Many of the concerned parties wanted to know just who Blueface is. The clearest explanation is: Blueface is Johnathan Porter, a 21-year-old gangsta rapper from LA who rose to prominence behind raunchy, snappy turn-up anthems like “Dreadlocs” (4.3 million views on Youtube), “Thotiana” (2.3 million) “Respect My Crypn” (5.4 million), and yes, “Next Big Thing” (2.7 million). Another question some confused commentators had is, “What’s the big deal with Blueface?” Simply put, throughout his admittedly short foray into hip-hop, he has dripped charm and charisma, like a distillation of LA’s legacy of pimped-out, set tripping rappers, turned up to ten and sprinkled with a dash of palpable, street pedigreed authenticity. He proudly reps his set, School Yard Crip, and makes no apology for his waterfall flow, which makes him engaging and intriguing in equal measure to a subliminal thread of menace that runs through his work.
That flow, the one that seems like he’s trying to get to the end of a sentence as quickly as humanly possible without any regard for the tempo of the drums in the beat, is a feature, not a bug. West coast rappers, especially ones from LA have always had a knack for making off-kilter flows work by sheer magnetism of personality and wacky one-liners that display cartoonish levels of pimp philosophy and witty, knowing humor. When every rapper was obsessed with landing perfectly on the two and the four, Snoop Dogg found a pocket behind the beat and practically set up a one-room studio in it. DJ Quik always raced slightly ahead of it, cramming in as many words as he could before the snare hit. Quik’s onetime protege, Suga Free, practically made escaping the confines of a traditional bar structure an artform, the Houdini of hip-hop. And let’s not forget YG. Blueface carries on that tradition proudly, saying what he has to say and leaving listeners to scramble to catch up.

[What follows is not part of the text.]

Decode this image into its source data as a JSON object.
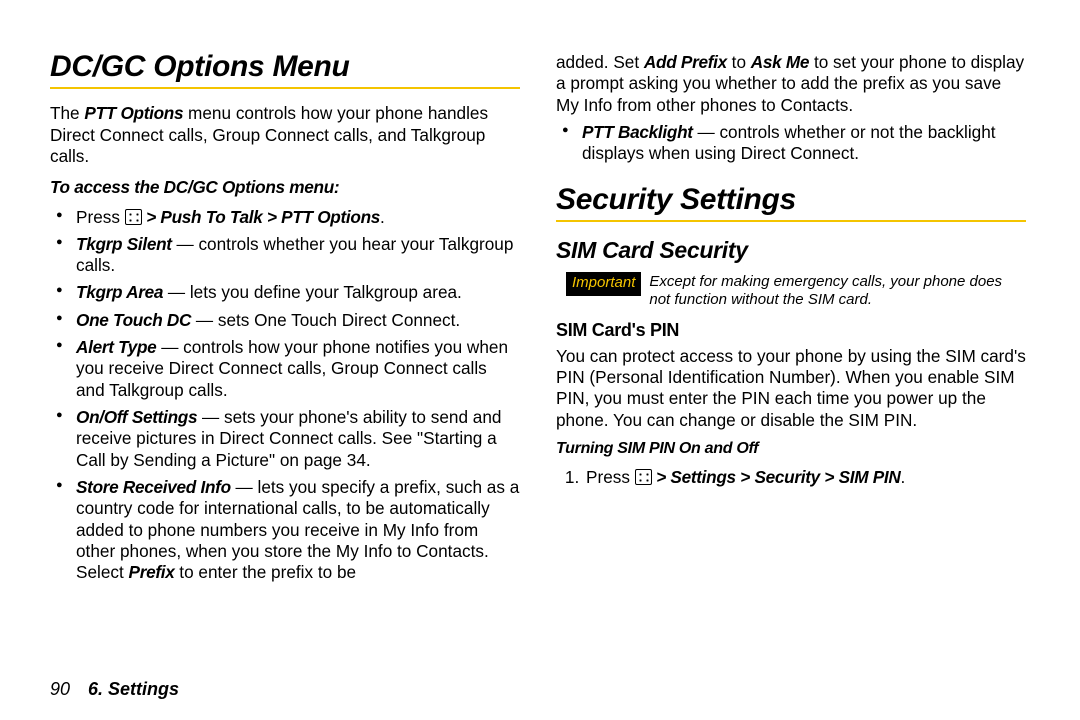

It’s paid off in a big way. With more and more fans looking into his body of work thanks to Drizzy, it’s only a matter of time before the true gatekeepers come calling. A label deal, radio placements, and streaming supremacy are all at his door, but there’s one thing standing in the way: Like other young, viral-famous hood prospects before him, Blueface may prove to be a little too authentic for his own good. He was believed involved in a recent shooting in Newhall, California after a reported dispute over a robbery. He was released on a $50,000 bond, already a sizable chunk of his potential rap revenue. But if Blueface can find a way to keep it all in the music and off the streets, the rambunctious, ratchet rapper has a bright future ahead of him. Hopefully, he picks up his phone whenever Drake makes that call.